Watt 2010 Proc Natl Acad Sci U S A
|Watt IN, Montgomery MG, Runswick MJ, Leslie AG, Walker JE (2010) Bioenergetic cost of making an adenosine triphosphate molecule in animal mitochondria. Proc Natl Acad Sci U S A 107:16823-7.|

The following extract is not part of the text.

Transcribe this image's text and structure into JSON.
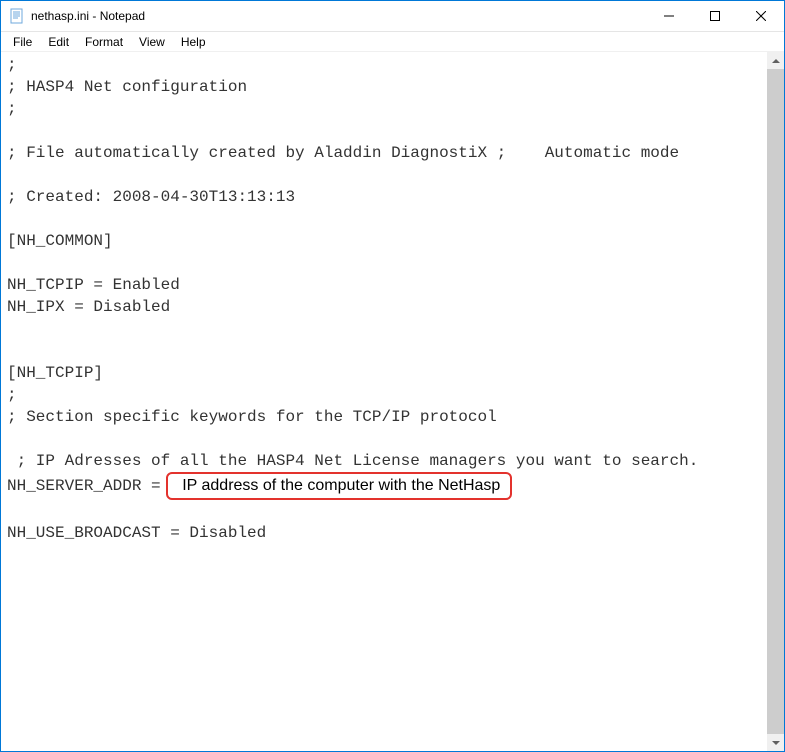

Abstract: The catalytic domain of the F-ATPase in mitochondria protrudes into the matrix of the organelle, and is attached to the membrane domain by central and peripheral stalks. Energy for the synthesis of ATP from ADP and phosphate is provided by the transmembrane proton-motive-force across the inner membrane, generated by respiration. The proton-motive force is coupled mechanically to ATP synthesis by the rotation at about 100 times per second of the central stalk and an attached ring of c-subunits in the membrane domain. Each c-subunit carries a glutamate exposed around the midpoint of the membrane on the external surface of the ring. The rotation is generated by protonation and deprotonation successively of each glutamate. Each 360° rotation produces three ATP molecules, and requires the translocation of one proton per glutamate by each c-subunit in the ring. In fungi, eubacteria, and plant chloroplasts, ring sizes of c(10)-c(15) subunits have been observed, implying that these enzymes need 3.3-5 protons to make each ATP, but until now no higher eukaryote has been examined. As shown here in the structure of the bovine F(1)-c-ring complex, the c-ring has eight c-subunits. As the sequences of c-subunits are identical throughout almost all vertebrates and are highly conserved in invertebrates, their F-ATPases probably contain c(8)-rings also. Therefore, in about 50,000 vertebrate species, and probably in many or all of the two million invertebrate species, 2.7 protons are required by the F-ATPase to make each ATP molecule.
• Bioblast editor: Gnaiger E
Preparation: Chloroplasts Enzyme: Complex V;ATP synthase Regulation: ADP, ATP, Coupling efficiency;uncoupling